:: Requirement ::
From the entries that follow, copy each line in which "category" appears.
[Data provided Boundary: Start]
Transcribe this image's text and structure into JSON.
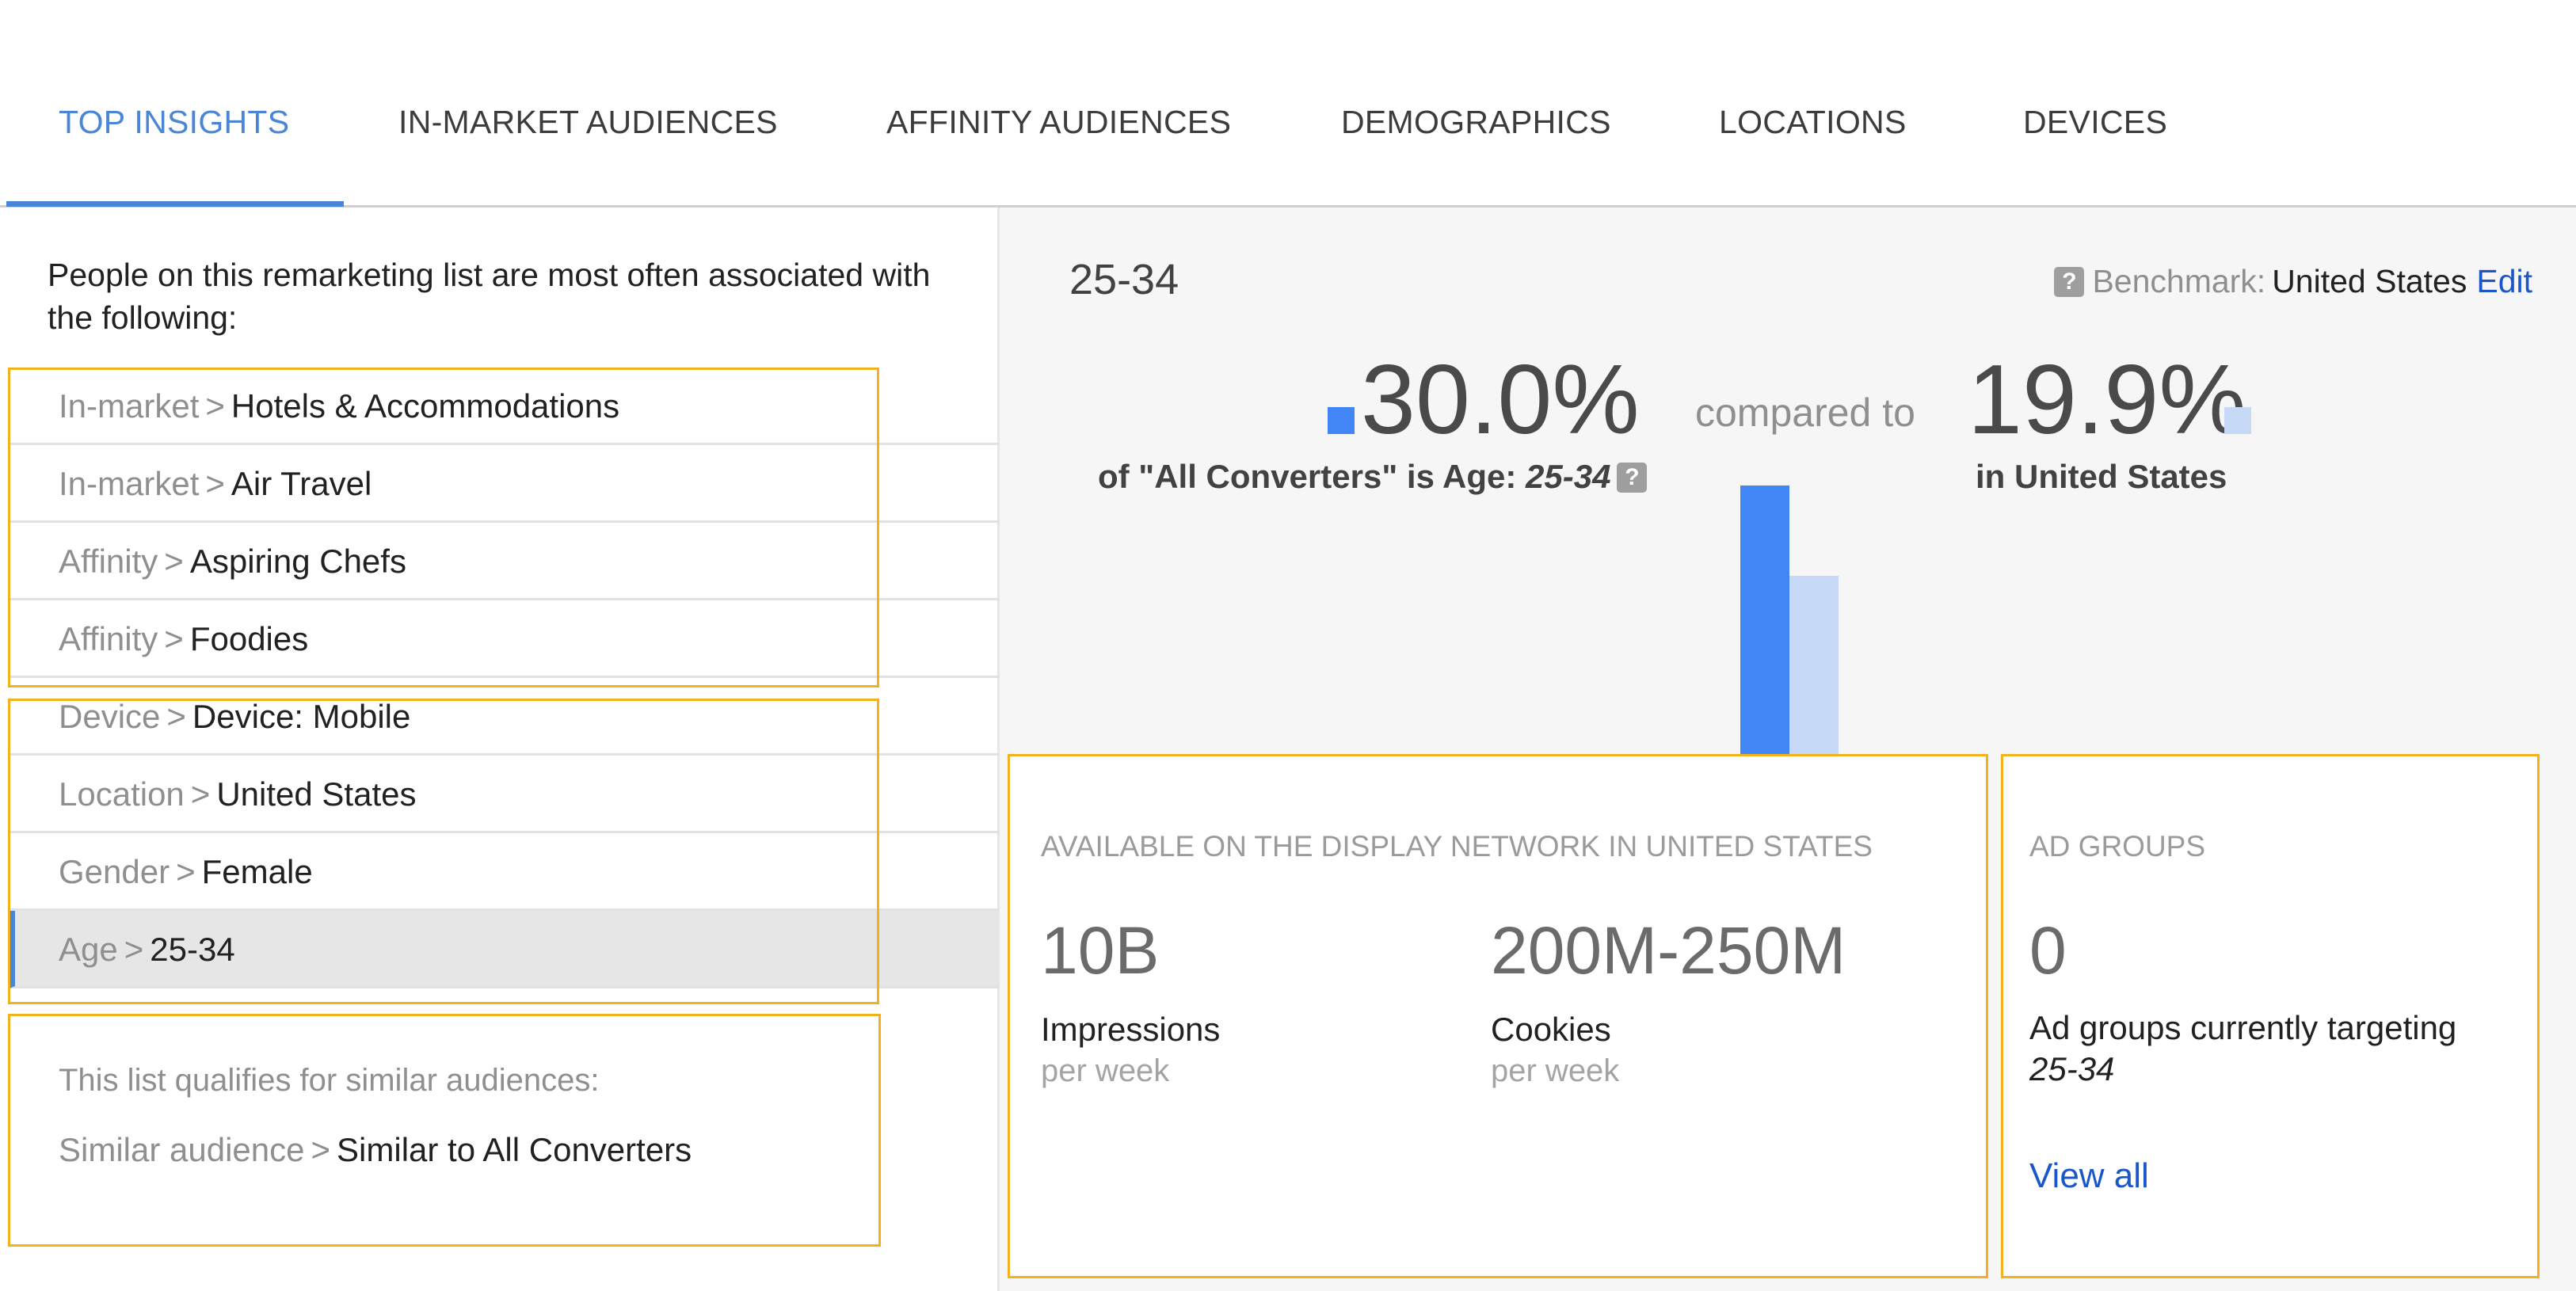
{
  "tabs": [
    {
      "label": "TOP INSIGHTS",
      "active": true
    },
    {
      "label": "IN-MARKET AUDIENCES",
      "active": false
    },
    {
      "label": "AFFINITY AUDIENCES",
      "active": false
    },
    {
      "label": "DEMOGRAPHICS",
      "active": false
    },
    {
      "label": "LOCATIONS",
      "active": false
    },
    {
      "label": "DEVICES",
      "active": false
    }
  ],
  "left": {
    "intro": "People on this remarketing list are most often associated with the following:",
    "separator": ">",
    "insights": [
      {
        "category": "In-market",
        "value": "Hotels & Accommodations"
      },
      {
        "category": "In-market",
        "value": "Air Travel"
      },
      {
        "category": "Affinity",
        "value": "Aspiring Chefs"
      },
      {
        "category": "Affinity",
        "value": "Foodies"
      },
      {
        "category": "Device",
        "value": "Device: Mobile"
      },
      {
        "category": "Location",
        "value": "United States"
      },
      {
        "category": "Gender",
        "value": "Female"
      },
      {
        "category": "Age",
        "value": "25-34",
        "selected": true
      }
    ],
    "qualify_text": "This list qualifies for similar audiences:",
    "similar": {
      "category": "Similar audience",
      "value": "Similar to All Converters"
    }
  },
  "detail": {
    "title": "25-34",
    "help_icon": "?",
    "benchmark_label": "Benchmark:",
    "benchmark_value": "United States",
    "edit_label": "Edit",
    "audience_pct": "30.0%",
    "audience_desc_prefix": "of \"All Converters\" is Age:",
    "audience_desc_value": "25-34",
    "compared_to": "compared to",
    "benchmark_pct": "19.9%",
    "benchmark_desc": "in United States",
    "bar_values": {
      "audience": 30.0,
      "benchmark": 19.9
    },
    "colors": {
      "audience": "#4285f4",
      "benchmark": "#c6daf8",
      "accent": "#4a86d8",
      "link": "#1a57c8",
      "highlight": "#f2b21f"
    }
  },
  "availability": {
    "heading": "AVAILABLE ON THE DISPLAY NETWORK IN UNITED STATES",
    "impressions_value": "10B",
    "impressions_label": "Impressions",
    "impressions_period": "per week",
    "cookies_value": "200M-250M",
    "cookies_label": "Cookies",
    "cookies_period": "per week"
  },
  "ad_groups": {
    "heading": "AD GROUPS",
    "count": "0",
    "desc": "Ad groups currently targeting",
    "desc_value": "25-34",
    "view_all": "View all"
  }
}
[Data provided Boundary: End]
:: Output of the exercise ::
        "category": "In-market",
        "category": "In-market",
        "category": "Affinity",
        "category": "Affinity",
        "category": "Device",
        "category": "Location",
        "category": "Gender",
        "category": "Age",
      "category": "Similar audience",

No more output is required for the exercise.